#GDC2019 Google Stadia Announced; Boasted to Be Powerful Future of Gaming
As you can imagine, there was a lot of buzz surrounding Google’s gaming event. This was due to a mixture of rumours in regards to a new console and news regarding their prolific new employees. However, the strongest and most accurate of these rumours was the suggestion that their new product would be a streaming platform.
Officially called Stadia, the platform is boasted to be powered by 10.7 GPU teraflops worth of graphical prowess, making it much more powerful than an Xbox One X, which currently sits at a 6.0 rating. Interestingly, the 10.7 figure is only with one GPU, as by using more than one, Google aims to make intensive rendering tasks like water simulation, physics and more, much easier, and more realistic; ultimately allowing you to play games at 4K 60fps.
Games like Doom Eternal were confirmed for the platform, with Ubisoft confirming their commitment to the platform. Not to mention, it comes with Unreal Engine, Crytek and Unity support, which are some of the most popular engines for games out there, pretty much making it a straightforward undertaking for any developers.
Jade Raymond also took the stage to bolster the announcement of Google’s first party game development studio that will create games with Stadia in mind, confirming the rumours that Jade has been hired specifically with making games in mind. They also reaffirmed that the studio will be always there to help partner studios utilise the Google technologies showcased in the keynote, in order to truly help and evolve gaming. Developers interested can sign up for kits at Stadia.dev.
More impressively however, the platform seems to shine best with pick up and play in mind. With a touch of a button, without any updates or downloads, it aims to seamlessly throw you into the game that you want to play. It looks to work just as smoothly as it sounds if the demonstration was any indication, with the host jumping from the PC to mobile and tablet devices, picking up from where they stopped without pausing.
This will of course help the developers as well, since one program will be usable on various platforms without the need for extra code or optimisation. Not to mention, even though it will launch with its own appropriate controller, gamers will be able to use other popular ones or mouse and keyboard if they so wish. Not to mention, even those with weaker hardware will be able to enjoy the latest games.
In fact, Vice President and General Manager of Google, Phil Harrison who was leading the conference, specifically made it a point that they found the least powerful PCs they could for the demonstration, further showing the streaming platform’s prowess.
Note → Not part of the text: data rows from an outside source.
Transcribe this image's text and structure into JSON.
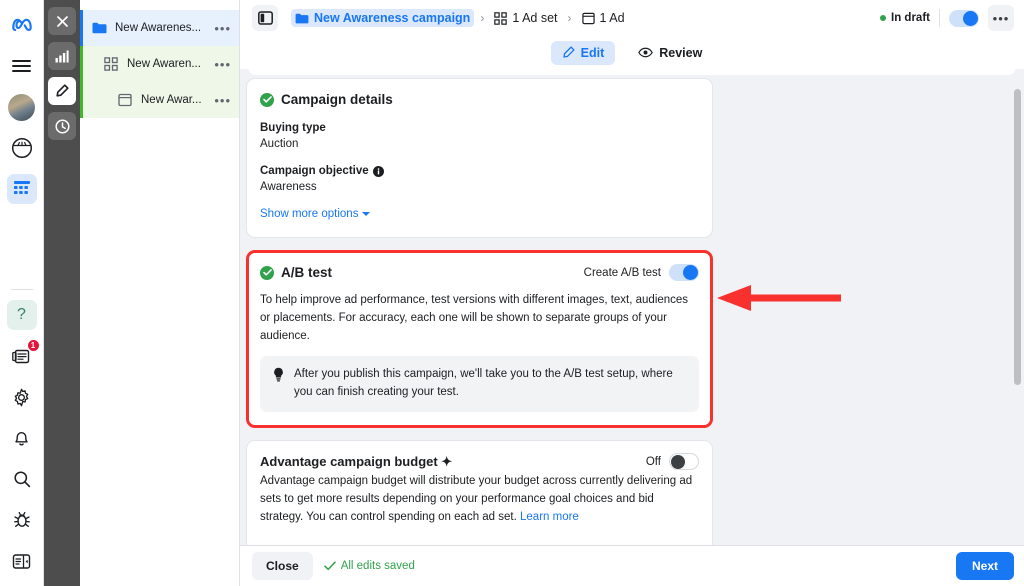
{
  "colors": {
    "brand_blue": "#1877f2",
    "green": "#31a24c",
    "annotation_red": "#f8312f",
    "surface": "#f0f2f5"
  },
  "left_rail": {
    "items": [
      {
        "name": "meta-logo",
        "label": "Meta"
      },
      {
        "name": "menu",
        "label": "Menu"
      },
      {
        "name": "avatar",
        "label": "Account"
      },
      {
        "name": "dashboard",
        "label": "Dashboard"
      },
      {
        "name": "ads-manager",
        "label": "Ads Manager"
      }
    ],
    "bottom_items": [
      {
        "name": "help",
        "label": "?"
      },
      {
        "name": "news",
        "label": "News",
        "badge": "1"
      },
      {
        "name": "settings",
        "label": "Settings"
      },
      {
        "name": "notifications",
        "label": "Notifications"
      },
      {
        "name": "search",
        "label": "Search"
      },
      {
        "name": "bug",
        "label": "Report a bug"
      },
      {
        "name": "panel",
        "label": "Toggle panel"
      }
    ]
  },
  "mini_sidebar": {
    "items": [
      {
        "name": "close",
        "label": "Close",
        "active": false
      },
      {
        "name": "chart",
        "label": "Performance",
        "active": false
      },
      {
        "name": "edit",
        "label": "Edit",
        "active": true
      },
      {
        "name": "history",
        "label": "History",
        "active": false
      }
    ]
  },
  "object_list": {
    "rows": [
      {
        "icon": "folder-icon",
        "label": "New Awarenes...",
        "type": "campaign",
        "menu": "•••"
      },
      {
        "icon": "adset-icon",
        "label": "New Awaren...",
        "type": "adset",
        "menu": "•••"
      },
      {
        "icon": "ad-icon",
        "label": "New Awar...",
        "type": "ad",
        "menu": "•••"
      }
    ]
  },
  "topbar": {
    "panel_toggle": "Toggle side panel",
    "breadcrumbs": [
      {
        "label": "New Awareness campaign",
        "icon": "folder-icon",
        "selected": true
      },
      {
        "label": "1 Ad set",
        "icon": "adset-icon",
        "selected": false
      },
      {
        "label": "1 Ad",
        "icon": "ad-icon",
        "selected": false
      }
    ],
    "separator": "›",
    "status": "In draft",
    "status_toggle_on": true,
    "more_menu": "•••"
  },
  "tabs": [
    {
      "label": "Edit",
      "icon": "pencil-icon",
      "active": true
    },
    {
      "label": "Review",
      "icon": "eye-icon",
      "active": false
    }
  ],
  "campaign_details": {
    "title": "Campaign details",
    "buying_type_label": "Buying type",
    "buying_type_value": "Auction",
    "objective_label": "Campaign objective",
    "objective_info_icon": "info-icon",
    "objective_value": "Awareness",
    "show_more": "Show more options"
  },
  "ab_test": {
    "title": "A/B test",
    "toggle_label": "Create A/B test",
    "toggle_on": true,
    "description": "To help improve ad performance, test versions with different images, text, audiences or placements. For accuracy, each one will be shown to separate groups of your audience.",
    "tip_icon": "lightbulb-icon",
    "tip": "After you publish this campaign, we'll take you to the A/B test setup, where you can finish creating your test."
  },
  "advantage_budget": {
    "title": "Advantage campaign budget ✦",
    "toggle_state_label": "Off",
    "toggle_on": false,
    "description": "Advantage campaign budget will distribute your budget across currently delivering ad sets to get more results depending on your performance goal choices and bid strategy. You can control spending on each ad set.",
    "learn_more": "Learn more"
  },
  "footer": {
    "close_label": "Close",
    "saved_label": "All edits saved",
    "next_label": "Next"
  },
  "annotation": {
    "arrow_direction": "left",
    "target": "create-ab-test-toggle"
  }
}
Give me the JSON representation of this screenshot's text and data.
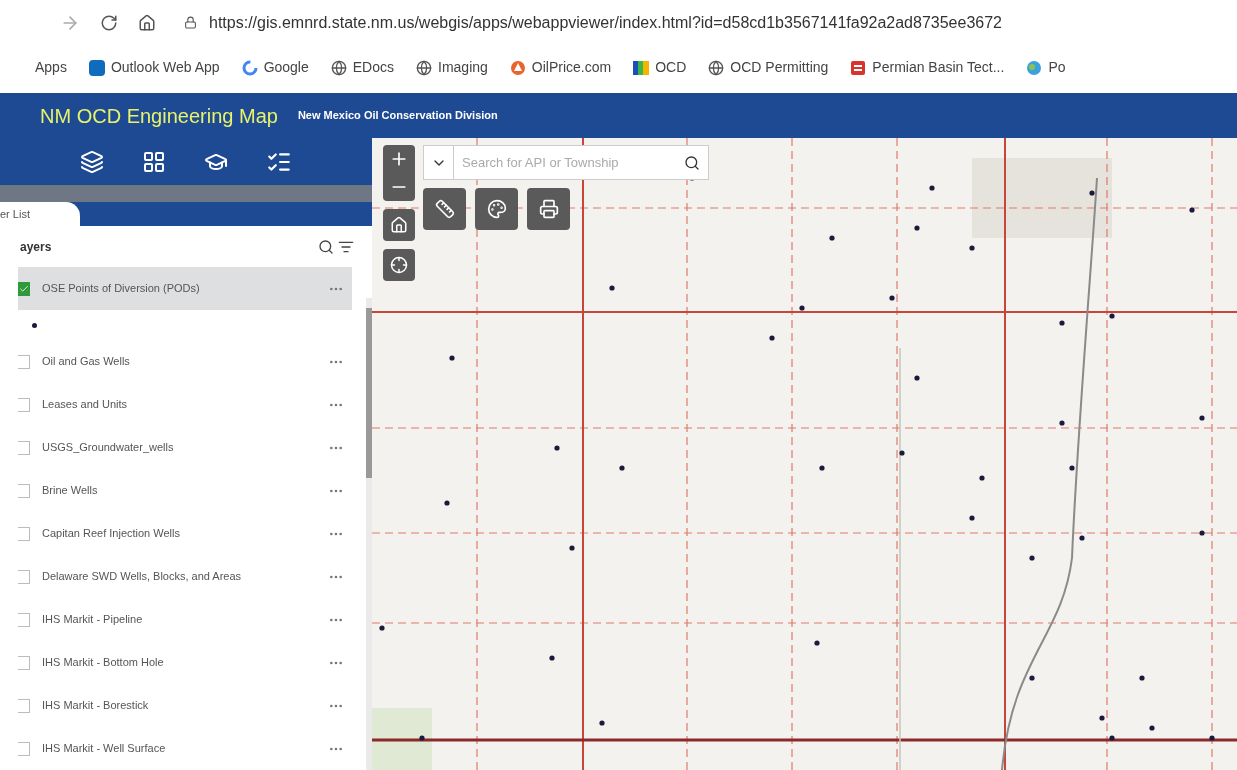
{
  "browser": {
    "url": "https://gis.emnrd.state.nm.us/webgis/apps/webappviewer/index.html?id=d58cd1b3567141fa92a2ad8735ee3672"
  },
  "bookmarks": [
    {
      "label": "Apps",
      "kind": "plain"
    },
    {
      "label": "Outlook Web App",
      "kind": "outlook"
    },
    {
      "label": "Google",
      "kind": "google"
    },
    {
      "label": "EDocs",
      "kind": "globe"
    },
    {
      "label": "Imaging",
      "kind": "globe"
    },
    {
      "label": "OilPrice.com",
      "kind": "drop"
    },
    {
      "label": "OCD",
      "kind": "bars"
    },
    {
      "label": "OCD Permitting",
      "kind": "globe"
    },
    {
      "label": "Permian Basin Tect...",
      "kind": "doc"
    },
    {
      "label": "Po",
      "kind": "ball"
    }
  ],
  "app": {
    "title": "NM OCD Engineering Map",
    "subtitle": "New Mexico Oil Conservation Division"
  },
  "sidebar": {
    "tab_label": "er List",
    "panel_title": "ayers",
    "layers": [
      {
        "label": "OSE Points of Diversion (PODs)",
        "checked": true,
        "selected": true,
        "expanded": true
      },
      {
        "label": "Oil and Gas Wells",
        "checked": false,
        "selected": false,
        "expanded": false
      },
      {
        "label": "Leases and Units",
        "checked": false,
        "selected": false,
        "expanded": false
      },
      {
        "label": "USGS_Groundwater_wells",
        "checked": false,
        "selected": false,
        "expanded": false
      },
      {
        "label": "Brine Wells",
        "checked": false,
        "selected": false,
        "expanded": false
      },
      {
        "label": "Capitan Reef Injection Wells",
        "checked": false,
        "selected": false,
        "expanded": false
      },
      {
        "label": "Delaware SWD Wells, Blocks, and Areas",
        "checked": false,
        "selected": false,
        "expanded": false
      },
      {
        "label": "IHS Markit - Pipeline",
        "checked": false,
        "selected": false,
        "expanded": false
      },
      {
        "label": "IHS Markit - Bottom Hole",
        "checked": false,
        "selected": false,
        "expanded": false
      },
      {
        "label": "IHS Markit - Borestick",
        "checked": false,
        "selected": false,
        "expanded": false
      },
      {
        "label": "IHS Markit - Well Surface",
        "checked": false,
        "selected": false,
        "expanded": false
      }
    ]
  },
  "map": {
    "search": {
      "placeholder": "Search for API or Township"
    }
  }
}
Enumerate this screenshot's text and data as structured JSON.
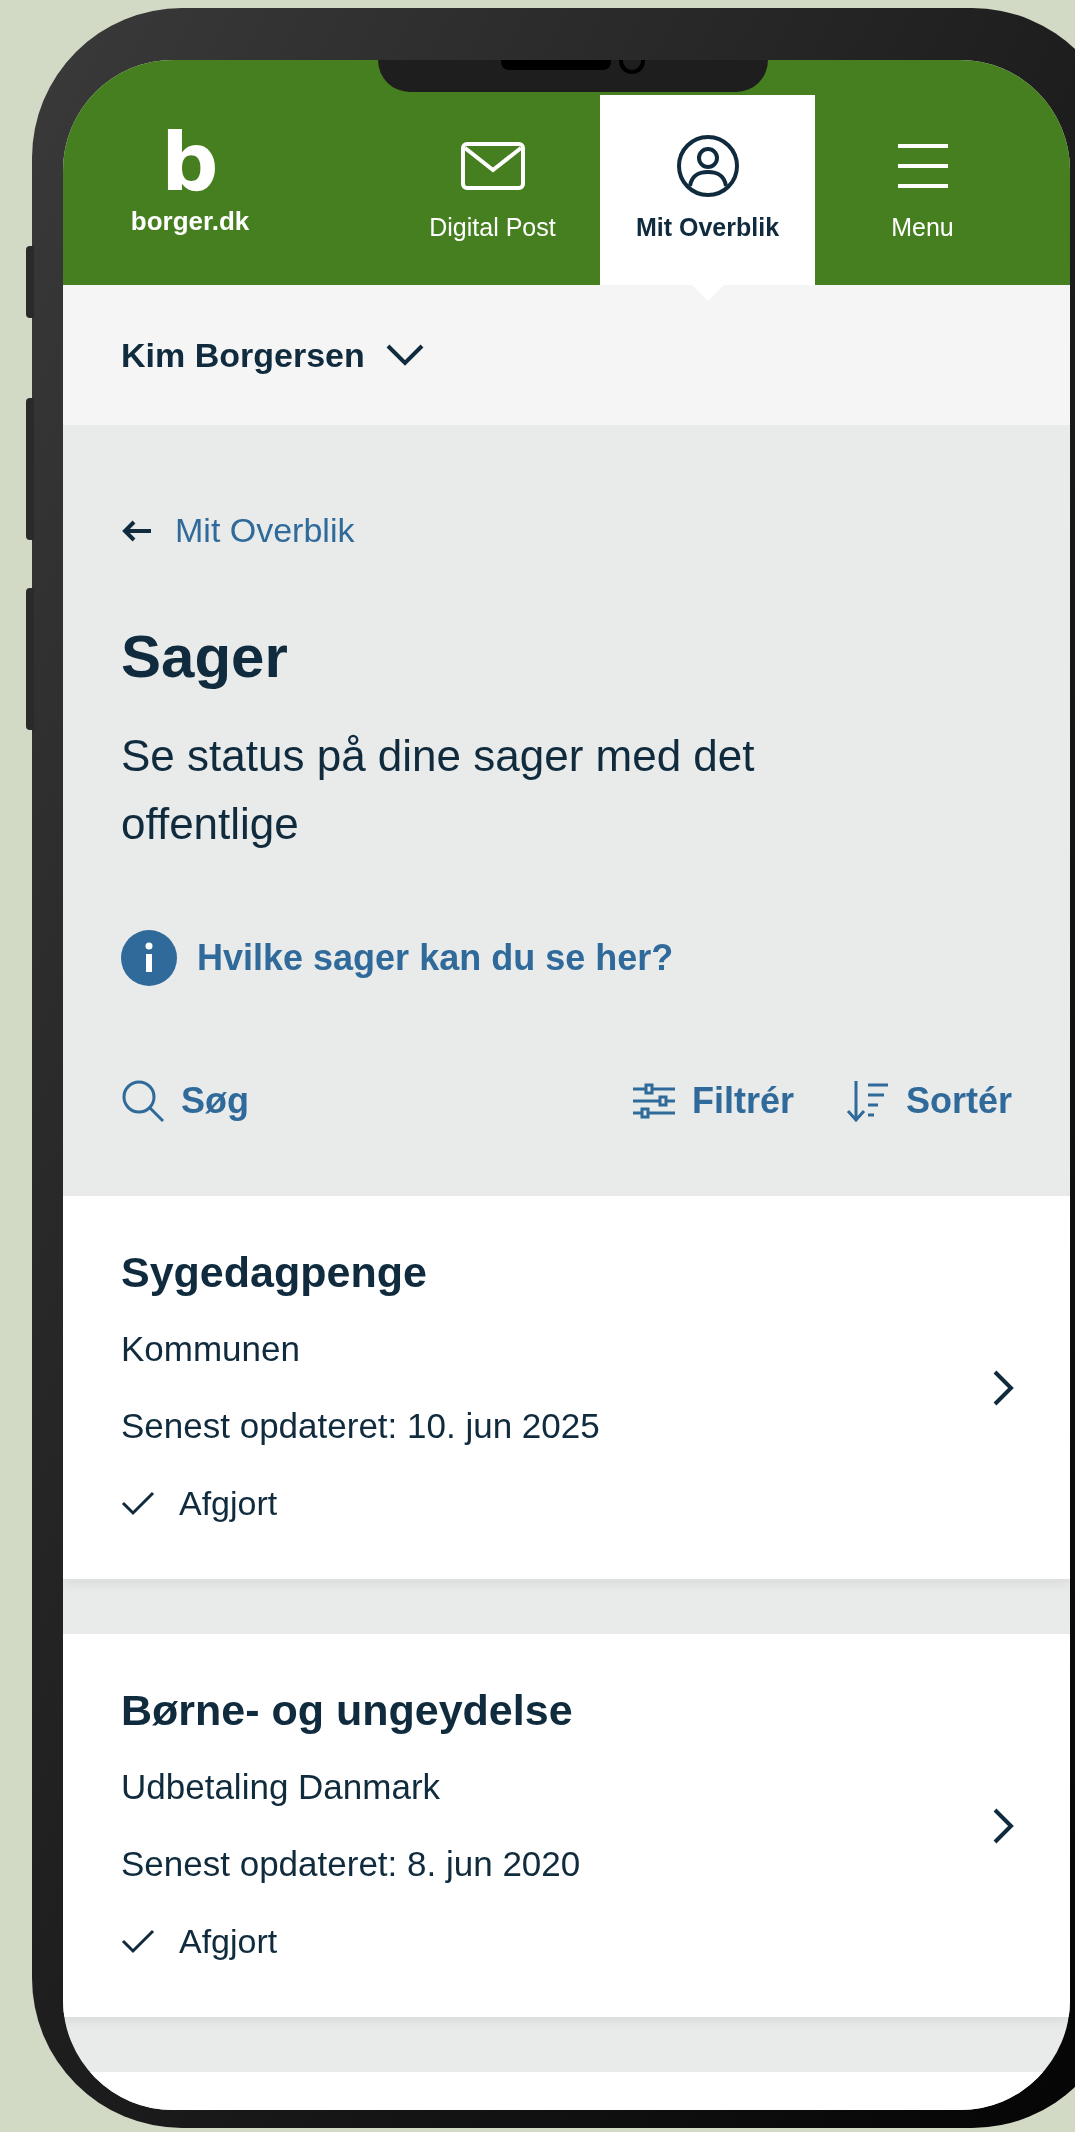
{
  "logo": {
    "mark": "b",
    "text": "borger.dk"
  },
  "nav_tabs": [
    {
      "label": "Digital Post",
      "kind": "mail",
      "selected": false
    },
    {
      "label": "Mit Overblik",
      "kind": "profile",
      "selected": true
    },
    {
      "label": "Menu",
      "kind": "menu",
      "selected": false
    }
  ],
  "user_selector": {
    "name": "Kim Borgersen"
  },
  "back_link": "Mit Overblik",
  "title": "Sager",
  "description": "Se status på dine sager med det offentlige",
  "info_link": "Hvilke sager kan du se her?",
  "toolbar": {
    "search": "Søg",
    "filter": "Filtrér",
    "sort": "Sortér"
  },
  "cases": [
    {
      "title": "Sygedagpenge",
      "authority": "Kommunen",
      "updated": "Senest opdateret: 10. jun 2025",
      "status": "Afgjort"
    },
    {
      "title": "Børne- og ungeydelse",
      "authority": "Udbetaling Danmark",
      "updated": "Senest opdateret: 8. jun 2020",
      "status": "Afgjort"
    }
  ]
}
Ultimately, they hope it will deliver the quality as envisioned by devs for players who will not be limited by traditional consoles.
Google also made multiplayer gaming and content streaming a big thing as well, stating that it would support cross-platform play, and that streamers will be able to concurrently share and stream to YouTube at a more real time pace due to how the platform has been setup, even allowing viewers to participate.
In regards to sharing, the most impressive feature is perhaps a “State Share” feature, which means that you will be able to share a state you are in, and players will be able to play exactly at the same spot. This does bring up the possibility of real time viral videos (viral games?).
Not much is known in regards to the launch, internet requirements or price at the moment, and is originally planned for US, Canada, Europe and UK, but we would not expect this to be easily compatible on your average fibre speeds that British ISPs like Sky or BT may provide. So, unless Google can provide decent quality at the same requirement Netflix delivers 4k content at, it is going to be a large uphill battle for Google. The potential is definitely there, which should hopefully open up videogames to a wider market.